[Dataset rows for apps and sites]
-=-=-
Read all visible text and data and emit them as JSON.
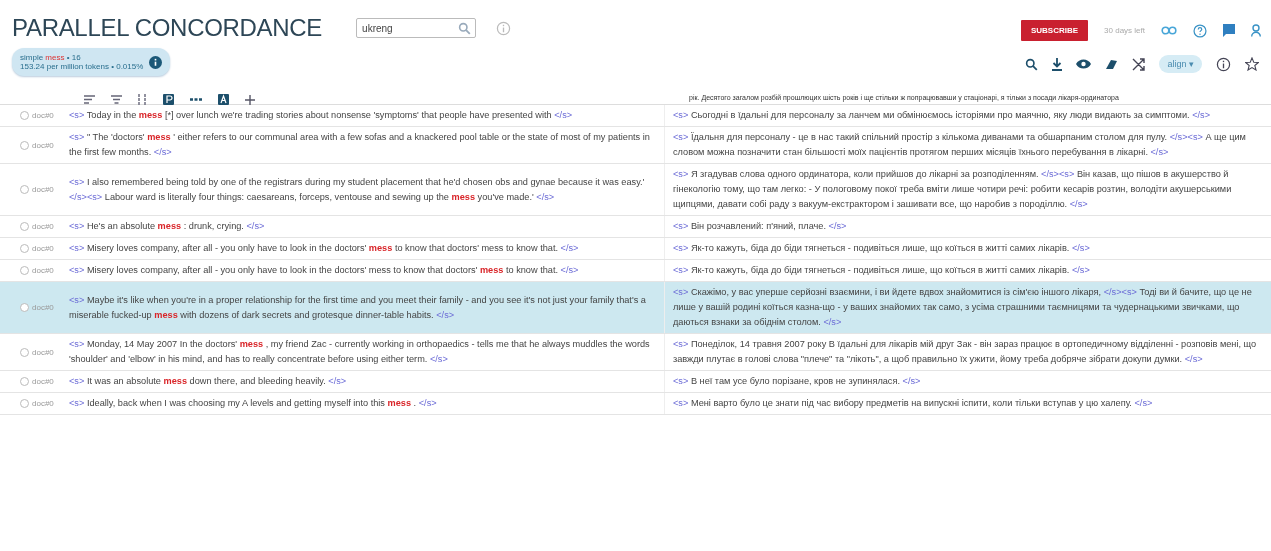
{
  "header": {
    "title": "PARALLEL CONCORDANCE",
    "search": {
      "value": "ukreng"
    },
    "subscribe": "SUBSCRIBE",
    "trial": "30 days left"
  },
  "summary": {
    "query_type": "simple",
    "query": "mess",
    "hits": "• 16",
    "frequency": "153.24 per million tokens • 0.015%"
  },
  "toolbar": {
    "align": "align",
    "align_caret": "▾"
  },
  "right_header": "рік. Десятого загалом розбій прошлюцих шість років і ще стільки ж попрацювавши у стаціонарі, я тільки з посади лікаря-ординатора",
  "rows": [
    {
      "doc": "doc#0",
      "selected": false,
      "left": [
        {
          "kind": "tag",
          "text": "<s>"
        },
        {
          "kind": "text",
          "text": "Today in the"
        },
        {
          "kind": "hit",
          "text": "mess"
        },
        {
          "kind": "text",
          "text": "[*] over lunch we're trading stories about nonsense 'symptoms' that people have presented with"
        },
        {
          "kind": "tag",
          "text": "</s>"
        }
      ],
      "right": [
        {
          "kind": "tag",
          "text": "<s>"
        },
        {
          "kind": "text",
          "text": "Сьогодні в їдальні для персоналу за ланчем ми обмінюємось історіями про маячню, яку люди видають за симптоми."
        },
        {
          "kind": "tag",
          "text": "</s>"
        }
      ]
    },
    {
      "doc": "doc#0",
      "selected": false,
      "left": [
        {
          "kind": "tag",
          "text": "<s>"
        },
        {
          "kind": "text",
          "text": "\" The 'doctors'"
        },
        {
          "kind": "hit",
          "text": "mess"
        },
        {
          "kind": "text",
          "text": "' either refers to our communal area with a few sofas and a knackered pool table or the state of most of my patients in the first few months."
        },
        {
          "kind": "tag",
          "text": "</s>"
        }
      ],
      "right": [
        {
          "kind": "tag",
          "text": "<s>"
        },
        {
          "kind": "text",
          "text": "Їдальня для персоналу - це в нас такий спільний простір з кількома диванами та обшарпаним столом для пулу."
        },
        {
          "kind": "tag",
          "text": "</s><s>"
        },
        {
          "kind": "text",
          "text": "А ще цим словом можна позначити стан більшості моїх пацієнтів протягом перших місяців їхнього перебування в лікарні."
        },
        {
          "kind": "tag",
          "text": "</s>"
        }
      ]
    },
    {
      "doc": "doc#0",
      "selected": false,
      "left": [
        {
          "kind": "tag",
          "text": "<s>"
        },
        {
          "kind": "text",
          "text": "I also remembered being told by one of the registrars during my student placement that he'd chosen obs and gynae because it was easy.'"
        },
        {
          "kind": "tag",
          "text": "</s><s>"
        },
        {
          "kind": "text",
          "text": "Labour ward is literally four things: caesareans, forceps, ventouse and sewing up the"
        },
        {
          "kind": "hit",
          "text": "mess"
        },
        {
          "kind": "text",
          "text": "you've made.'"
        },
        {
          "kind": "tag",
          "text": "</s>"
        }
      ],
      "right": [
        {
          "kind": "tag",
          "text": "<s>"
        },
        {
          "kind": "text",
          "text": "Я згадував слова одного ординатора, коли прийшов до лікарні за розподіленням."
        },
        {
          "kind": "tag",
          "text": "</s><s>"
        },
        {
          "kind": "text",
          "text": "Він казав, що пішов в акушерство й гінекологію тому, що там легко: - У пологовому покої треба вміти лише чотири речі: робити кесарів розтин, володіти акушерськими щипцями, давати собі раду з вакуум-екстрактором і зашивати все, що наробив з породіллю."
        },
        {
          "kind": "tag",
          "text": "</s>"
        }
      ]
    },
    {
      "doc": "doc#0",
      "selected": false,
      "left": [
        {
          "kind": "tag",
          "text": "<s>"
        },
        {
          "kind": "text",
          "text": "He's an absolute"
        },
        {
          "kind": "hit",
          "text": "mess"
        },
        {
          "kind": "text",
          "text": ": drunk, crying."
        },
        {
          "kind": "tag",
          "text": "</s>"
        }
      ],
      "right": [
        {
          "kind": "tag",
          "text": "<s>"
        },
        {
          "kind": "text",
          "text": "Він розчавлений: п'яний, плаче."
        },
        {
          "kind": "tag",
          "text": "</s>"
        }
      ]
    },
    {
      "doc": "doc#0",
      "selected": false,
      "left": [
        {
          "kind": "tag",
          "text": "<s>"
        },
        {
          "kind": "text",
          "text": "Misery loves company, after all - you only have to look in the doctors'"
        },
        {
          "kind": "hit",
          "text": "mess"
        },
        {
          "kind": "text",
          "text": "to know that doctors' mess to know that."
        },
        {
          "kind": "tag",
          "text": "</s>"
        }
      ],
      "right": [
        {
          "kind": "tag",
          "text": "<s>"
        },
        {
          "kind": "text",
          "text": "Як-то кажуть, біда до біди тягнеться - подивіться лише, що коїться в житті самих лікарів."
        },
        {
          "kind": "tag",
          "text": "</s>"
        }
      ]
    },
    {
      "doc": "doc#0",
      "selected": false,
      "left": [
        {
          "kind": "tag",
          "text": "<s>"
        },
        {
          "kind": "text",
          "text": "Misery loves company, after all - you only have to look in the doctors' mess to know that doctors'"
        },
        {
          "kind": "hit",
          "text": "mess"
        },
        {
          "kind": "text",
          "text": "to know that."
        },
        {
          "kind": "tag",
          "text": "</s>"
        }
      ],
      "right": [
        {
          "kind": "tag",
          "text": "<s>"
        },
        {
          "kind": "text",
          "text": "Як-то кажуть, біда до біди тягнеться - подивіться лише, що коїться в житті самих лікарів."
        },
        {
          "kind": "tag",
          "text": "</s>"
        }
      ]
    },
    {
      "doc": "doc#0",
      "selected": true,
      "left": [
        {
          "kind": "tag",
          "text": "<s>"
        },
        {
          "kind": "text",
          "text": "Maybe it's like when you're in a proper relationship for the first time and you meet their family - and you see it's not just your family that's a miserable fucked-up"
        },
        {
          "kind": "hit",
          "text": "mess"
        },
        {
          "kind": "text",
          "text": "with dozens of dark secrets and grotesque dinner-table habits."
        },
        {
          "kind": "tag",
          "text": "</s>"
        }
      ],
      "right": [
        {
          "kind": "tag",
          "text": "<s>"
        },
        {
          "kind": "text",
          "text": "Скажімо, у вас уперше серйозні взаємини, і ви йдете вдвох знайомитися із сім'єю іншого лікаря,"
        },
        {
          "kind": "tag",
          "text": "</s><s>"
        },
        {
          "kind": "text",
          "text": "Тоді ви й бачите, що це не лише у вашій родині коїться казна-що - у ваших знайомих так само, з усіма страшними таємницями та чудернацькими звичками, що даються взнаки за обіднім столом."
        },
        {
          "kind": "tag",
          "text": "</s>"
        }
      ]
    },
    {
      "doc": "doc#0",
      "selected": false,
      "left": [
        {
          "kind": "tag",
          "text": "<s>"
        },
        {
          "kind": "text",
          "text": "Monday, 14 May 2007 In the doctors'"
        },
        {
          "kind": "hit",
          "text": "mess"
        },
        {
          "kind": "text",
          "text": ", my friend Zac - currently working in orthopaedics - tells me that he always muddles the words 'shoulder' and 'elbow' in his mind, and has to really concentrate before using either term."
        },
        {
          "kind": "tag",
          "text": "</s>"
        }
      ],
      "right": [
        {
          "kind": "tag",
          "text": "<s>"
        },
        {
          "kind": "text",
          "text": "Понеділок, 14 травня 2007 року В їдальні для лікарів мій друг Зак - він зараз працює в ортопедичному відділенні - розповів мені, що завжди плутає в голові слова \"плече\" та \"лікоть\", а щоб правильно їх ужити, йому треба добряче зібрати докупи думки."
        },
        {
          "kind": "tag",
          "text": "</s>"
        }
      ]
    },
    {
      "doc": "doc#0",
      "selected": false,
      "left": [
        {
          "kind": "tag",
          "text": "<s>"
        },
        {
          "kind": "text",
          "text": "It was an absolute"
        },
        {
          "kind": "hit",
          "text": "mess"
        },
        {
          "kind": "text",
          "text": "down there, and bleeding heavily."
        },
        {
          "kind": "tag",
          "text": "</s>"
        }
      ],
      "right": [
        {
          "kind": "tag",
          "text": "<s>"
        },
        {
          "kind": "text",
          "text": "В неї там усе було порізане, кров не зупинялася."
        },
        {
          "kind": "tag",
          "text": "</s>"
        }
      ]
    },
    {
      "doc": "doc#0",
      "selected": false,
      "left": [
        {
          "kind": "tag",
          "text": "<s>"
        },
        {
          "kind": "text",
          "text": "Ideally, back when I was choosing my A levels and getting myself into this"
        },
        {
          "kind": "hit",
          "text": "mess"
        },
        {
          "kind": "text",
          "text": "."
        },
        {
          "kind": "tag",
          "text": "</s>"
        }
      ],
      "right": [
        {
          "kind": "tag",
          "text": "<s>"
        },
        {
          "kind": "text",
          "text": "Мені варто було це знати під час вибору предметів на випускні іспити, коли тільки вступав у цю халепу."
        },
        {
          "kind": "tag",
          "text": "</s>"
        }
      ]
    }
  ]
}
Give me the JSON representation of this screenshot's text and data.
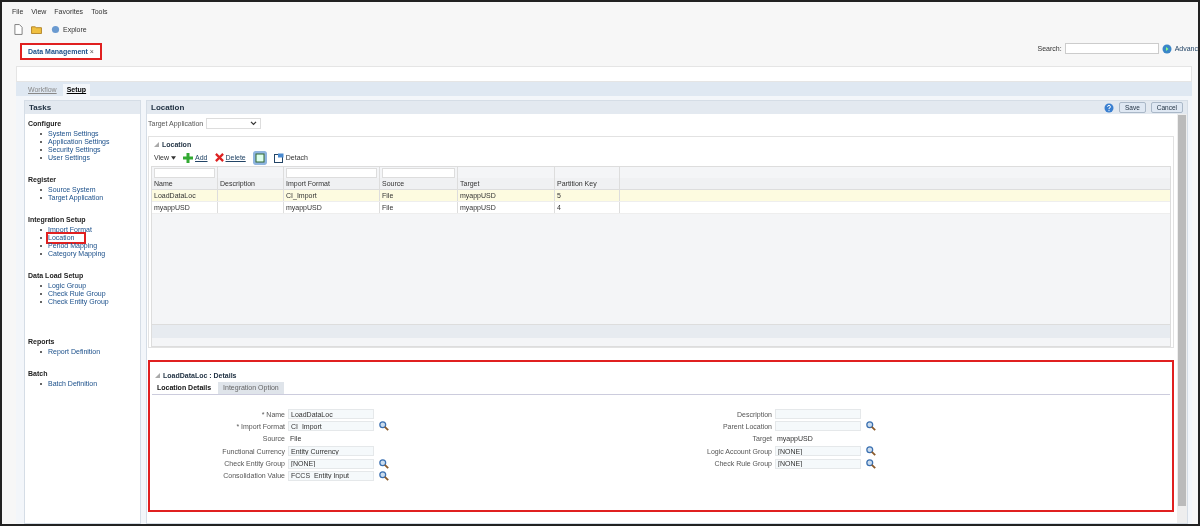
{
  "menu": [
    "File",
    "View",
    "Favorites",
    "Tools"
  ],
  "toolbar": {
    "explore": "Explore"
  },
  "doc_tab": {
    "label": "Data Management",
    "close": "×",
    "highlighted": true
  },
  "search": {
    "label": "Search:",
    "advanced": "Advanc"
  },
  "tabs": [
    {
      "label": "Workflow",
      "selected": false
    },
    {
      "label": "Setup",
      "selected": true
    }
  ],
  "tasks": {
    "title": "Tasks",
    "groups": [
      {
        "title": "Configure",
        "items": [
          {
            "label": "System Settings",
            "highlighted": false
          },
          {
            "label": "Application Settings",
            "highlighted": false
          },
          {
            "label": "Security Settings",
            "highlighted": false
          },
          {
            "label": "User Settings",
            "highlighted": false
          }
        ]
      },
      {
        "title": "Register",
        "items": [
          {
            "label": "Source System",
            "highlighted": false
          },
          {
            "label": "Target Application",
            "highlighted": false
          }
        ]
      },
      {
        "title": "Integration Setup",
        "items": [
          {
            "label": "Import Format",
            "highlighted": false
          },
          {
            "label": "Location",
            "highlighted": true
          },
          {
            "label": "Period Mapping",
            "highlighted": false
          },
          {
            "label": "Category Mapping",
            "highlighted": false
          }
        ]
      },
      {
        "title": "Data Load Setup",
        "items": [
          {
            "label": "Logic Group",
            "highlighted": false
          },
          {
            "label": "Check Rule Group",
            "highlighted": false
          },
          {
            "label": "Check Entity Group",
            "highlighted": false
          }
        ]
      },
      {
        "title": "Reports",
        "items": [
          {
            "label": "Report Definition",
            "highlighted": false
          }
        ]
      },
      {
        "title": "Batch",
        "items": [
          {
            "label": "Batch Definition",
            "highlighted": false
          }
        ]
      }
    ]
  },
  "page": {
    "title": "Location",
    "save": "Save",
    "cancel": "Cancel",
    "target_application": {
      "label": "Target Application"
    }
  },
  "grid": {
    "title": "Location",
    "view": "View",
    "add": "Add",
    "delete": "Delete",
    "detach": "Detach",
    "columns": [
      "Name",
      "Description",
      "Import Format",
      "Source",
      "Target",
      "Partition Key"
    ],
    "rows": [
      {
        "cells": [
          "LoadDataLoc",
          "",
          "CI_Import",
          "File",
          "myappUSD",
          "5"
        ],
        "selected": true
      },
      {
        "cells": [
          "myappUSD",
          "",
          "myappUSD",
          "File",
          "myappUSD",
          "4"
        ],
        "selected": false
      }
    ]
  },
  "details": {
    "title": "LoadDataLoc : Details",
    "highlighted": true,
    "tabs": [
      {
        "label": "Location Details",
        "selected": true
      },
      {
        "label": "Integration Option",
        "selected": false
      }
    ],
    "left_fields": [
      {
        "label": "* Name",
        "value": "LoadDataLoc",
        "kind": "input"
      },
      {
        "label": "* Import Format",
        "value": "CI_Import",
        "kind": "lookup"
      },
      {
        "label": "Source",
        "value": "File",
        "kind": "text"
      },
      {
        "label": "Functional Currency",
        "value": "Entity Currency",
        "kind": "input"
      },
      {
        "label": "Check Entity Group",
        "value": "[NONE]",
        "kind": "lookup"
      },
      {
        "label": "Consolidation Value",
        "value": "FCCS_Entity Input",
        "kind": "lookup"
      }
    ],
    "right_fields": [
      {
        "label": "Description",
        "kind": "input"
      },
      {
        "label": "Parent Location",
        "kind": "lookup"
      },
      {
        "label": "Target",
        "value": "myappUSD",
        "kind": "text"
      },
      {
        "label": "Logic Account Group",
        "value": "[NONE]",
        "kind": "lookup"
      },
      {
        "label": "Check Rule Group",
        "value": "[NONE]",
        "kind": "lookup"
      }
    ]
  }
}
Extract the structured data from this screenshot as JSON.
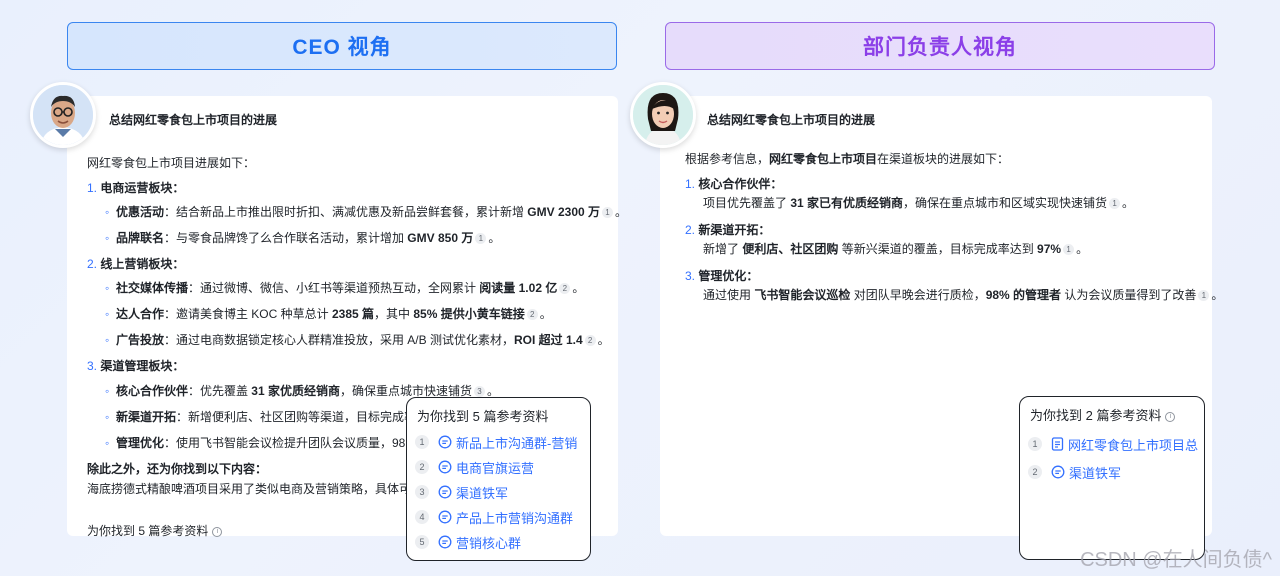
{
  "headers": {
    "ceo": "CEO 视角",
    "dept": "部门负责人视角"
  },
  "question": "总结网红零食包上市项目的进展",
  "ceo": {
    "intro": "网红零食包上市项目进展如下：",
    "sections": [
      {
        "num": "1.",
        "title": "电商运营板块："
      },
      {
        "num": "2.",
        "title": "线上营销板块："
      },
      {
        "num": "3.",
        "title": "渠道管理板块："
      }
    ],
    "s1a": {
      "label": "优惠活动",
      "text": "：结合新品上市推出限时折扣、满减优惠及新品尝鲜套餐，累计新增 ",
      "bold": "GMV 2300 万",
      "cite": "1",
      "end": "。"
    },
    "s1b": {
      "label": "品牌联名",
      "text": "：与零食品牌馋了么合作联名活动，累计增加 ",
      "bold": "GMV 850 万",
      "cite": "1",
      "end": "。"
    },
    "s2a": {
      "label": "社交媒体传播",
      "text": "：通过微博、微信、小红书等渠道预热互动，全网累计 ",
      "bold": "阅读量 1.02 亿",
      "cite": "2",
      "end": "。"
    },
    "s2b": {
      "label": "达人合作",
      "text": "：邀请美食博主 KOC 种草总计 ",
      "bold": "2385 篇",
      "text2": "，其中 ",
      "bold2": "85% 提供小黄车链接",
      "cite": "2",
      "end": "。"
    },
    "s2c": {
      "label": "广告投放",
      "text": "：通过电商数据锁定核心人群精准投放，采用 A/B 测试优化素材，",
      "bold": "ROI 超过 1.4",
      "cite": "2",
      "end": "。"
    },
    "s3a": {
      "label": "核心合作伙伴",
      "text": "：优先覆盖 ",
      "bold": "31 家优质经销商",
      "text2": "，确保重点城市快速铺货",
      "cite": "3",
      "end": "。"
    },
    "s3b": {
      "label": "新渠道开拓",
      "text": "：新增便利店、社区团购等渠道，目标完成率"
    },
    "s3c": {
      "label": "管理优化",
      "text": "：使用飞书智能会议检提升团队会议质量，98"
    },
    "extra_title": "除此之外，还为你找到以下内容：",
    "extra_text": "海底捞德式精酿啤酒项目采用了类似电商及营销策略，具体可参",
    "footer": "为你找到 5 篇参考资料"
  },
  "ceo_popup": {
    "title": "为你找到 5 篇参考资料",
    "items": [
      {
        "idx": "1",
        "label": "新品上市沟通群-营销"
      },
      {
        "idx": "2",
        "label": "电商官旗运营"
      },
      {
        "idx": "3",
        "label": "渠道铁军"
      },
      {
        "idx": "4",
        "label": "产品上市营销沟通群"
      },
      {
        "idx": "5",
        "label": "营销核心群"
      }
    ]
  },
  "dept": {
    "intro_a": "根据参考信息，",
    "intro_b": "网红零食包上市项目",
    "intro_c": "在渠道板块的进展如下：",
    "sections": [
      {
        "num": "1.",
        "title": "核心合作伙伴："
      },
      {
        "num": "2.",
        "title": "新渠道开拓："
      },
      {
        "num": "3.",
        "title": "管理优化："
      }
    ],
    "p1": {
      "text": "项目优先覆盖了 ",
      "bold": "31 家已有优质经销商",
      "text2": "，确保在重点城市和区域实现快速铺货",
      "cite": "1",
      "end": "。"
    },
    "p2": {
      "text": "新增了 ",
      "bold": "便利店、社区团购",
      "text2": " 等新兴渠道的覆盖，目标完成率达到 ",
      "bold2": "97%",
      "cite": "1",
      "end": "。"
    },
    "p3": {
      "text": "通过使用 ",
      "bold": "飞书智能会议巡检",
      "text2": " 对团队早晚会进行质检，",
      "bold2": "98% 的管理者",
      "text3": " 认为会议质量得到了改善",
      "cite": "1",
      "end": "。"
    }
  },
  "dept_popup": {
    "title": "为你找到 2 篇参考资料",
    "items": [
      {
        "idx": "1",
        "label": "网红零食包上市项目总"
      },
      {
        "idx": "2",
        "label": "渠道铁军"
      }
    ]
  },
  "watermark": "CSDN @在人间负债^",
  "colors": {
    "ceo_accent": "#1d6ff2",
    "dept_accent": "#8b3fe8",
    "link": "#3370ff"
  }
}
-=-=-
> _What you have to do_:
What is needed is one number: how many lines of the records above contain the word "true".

> _Task response_:
7